Trying to get around the Iranian capital by car is hard work.

Even outside rush hour, an estimated 20-minute trip in Tehran can easily turn into a two-hour nightmare.

By Europe Correspondent Paul Cunningham

The city's metro is modern, efficient and expanding, but because we need to carry lots of gear, TV crews tend to be car-dependent.

So, cameraman Pol Reygaerts and I would find ourselves as prisoners inside an old Peugeot 405, on a four-lane highway, going nowhere.

To lighten the mood we'd listen to music.

It was in a particularly grim traffic-jam that I first heard the sounds of '25Band'. Their hit - Ye Bade Khonak - soon became the favourite soundtrack to our day.

However, try to buy it in a music shop in Tehran and you'll be disappointed.

In Iran, it is the government - not you - who decides what is good music and what is bad. And '25 Band' is thought by the censors to be too racy.

Consequently, their videos are not shown on Iranian TV; their songs are not played on the airwaves; and their CDs are not allowed to be sold in shops.

'25Band' is a 6-piece Persian outfit now based in Dubai.

Their music is a cross-over of pop and hip-hop - it's contemporary and catchy.

'Ye Bade Khonak' means 'A Cool Breeze'. Vocalist Tamin sings with a startlingly beautiful voice.

People in Iran want to listen to '25Band'. So they get around the rules by downloading tracks to their phones and laptops from popular download sites such as

It seems there is little the censors can do about it.

It is the same with social media. Officially, Facebook and Twitter are banned.

Try to log-on in Iran and the censor's e-filter will prevent you.

So young Iranians simply download different browsers, such as Puffin, and then can tweet and post to their hearts content.

The ban on Twitter already looks ridiculous as the Iranian Foreign Minister, Mohammad Javad Zarif, has an account: @JZarif.  So does the President @Rohani_hassan

If they can have accounts - why can't everyone else? How can students, for example, be arrested for trying to set up a Facebook page, when Minister Zarif is a paid-up member of the Twitterati?

There seems to be an unwritten rule: it's okay to have an account, just as long as it isn't used for political purposes to agitate against the government.

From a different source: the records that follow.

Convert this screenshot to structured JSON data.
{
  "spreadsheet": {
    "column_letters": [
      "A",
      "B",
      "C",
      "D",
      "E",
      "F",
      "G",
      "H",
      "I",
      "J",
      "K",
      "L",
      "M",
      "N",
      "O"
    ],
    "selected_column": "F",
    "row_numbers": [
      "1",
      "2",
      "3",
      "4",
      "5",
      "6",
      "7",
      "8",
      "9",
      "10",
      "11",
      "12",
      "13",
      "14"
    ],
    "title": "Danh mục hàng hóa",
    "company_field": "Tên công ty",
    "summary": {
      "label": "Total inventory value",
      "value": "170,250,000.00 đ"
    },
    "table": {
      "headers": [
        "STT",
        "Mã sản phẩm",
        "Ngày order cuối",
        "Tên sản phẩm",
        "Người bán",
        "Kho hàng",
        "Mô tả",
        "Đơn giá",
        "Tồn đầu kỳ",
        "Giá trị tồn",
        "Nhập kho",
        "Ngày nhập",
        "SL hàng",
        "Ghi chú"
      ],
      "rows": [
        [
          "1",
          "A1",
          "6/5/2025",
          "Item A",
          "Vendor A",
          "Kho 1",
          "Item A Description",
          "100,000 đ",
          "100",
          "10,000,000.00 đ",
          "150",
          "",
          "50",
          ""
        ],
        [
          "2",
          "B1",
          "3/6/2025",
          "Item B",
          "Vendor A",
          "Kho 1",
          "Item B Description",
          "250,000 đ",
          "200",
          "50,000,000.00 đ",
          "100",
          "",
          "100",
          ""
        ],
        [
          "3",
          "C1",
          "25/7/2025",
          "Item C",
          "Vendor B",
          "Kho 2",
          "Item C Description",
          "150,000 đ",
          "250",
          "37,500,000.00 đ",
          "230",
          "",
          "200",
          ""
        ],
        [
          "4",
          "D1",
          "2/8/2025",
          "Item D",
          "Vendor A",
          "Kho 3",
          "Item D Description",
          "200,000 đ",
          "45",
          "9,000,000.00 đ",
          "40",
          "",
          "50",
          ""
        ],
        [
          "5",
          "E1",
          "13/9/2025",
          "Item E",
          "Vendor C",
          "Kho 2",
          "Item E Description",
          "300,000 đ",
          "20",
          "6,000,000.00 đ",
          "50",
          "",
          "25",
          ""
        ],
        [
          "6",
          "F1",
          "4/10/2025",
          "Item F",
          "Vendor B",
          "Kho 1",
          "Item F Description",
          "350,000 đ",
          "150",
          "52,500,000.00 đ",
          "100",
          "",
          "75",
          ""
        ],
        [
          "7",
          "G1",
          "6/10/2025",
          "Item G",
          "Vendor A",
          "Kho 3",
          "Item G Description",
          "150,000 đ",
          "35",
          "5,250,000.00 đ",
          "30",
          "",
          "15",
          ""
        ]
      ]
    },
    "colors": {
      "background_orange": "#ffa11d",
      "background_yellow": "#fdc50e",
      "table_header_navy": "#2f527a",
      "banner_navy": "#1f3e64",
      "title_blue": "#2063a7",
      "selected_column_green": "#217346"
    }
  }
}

Since 1979, when Ayatollah Khomeini's revolution founded an Islamic state, the government controls all traditional media, can ban public meetings and can incarcerate dissidents.

However, Iranians in-the-know can now access whatever they want to on the web.

They can share what they want to share.

That powerful freedom delivered by the Digital Revolution poses a challenge to the Iranian Islamic Revolution.

The election last year of President Rohani reflected, in part, a desire by young people to have more control over their personal lives.

There is also a desire to look beyond the country's borders. Access to the net is increasing the exposure of Iranians to the English-speaking world.

English is now viewed as a passport to a better job.

Students are vying with each other to get access to third-level places in countries such as the US, Canada and the UK.

Set against that background, the old slogans like 'Down with the USA', painted on walls in Tehran, lose their power.

That is not to overstate things. Iran remains a tightly controlled society.

Police stopped us several times a day while we were filming on the streets.

Mostly they were courteous, but the regularity with which we were asked for proof of permission to film indicated how closely the public is watched.

Without the required permission from the Ministry of Culture we would have been arrested.

On one occasion, unpleasant plain-clothes officers detained us at major shopping district. 

The "main man", probably from the Intelligence Division, seemed to take great pleasure in telling us he had the power to arrest us - even if we had filming permissions and press cards.

Yet, what is irrefutable is this: the ability of the Iranian government to both control and influence people has been weakened by the internet.

How the Iranian clerical and political establishment choose to respond to that formidable and growing challenge will be fascinating to watch.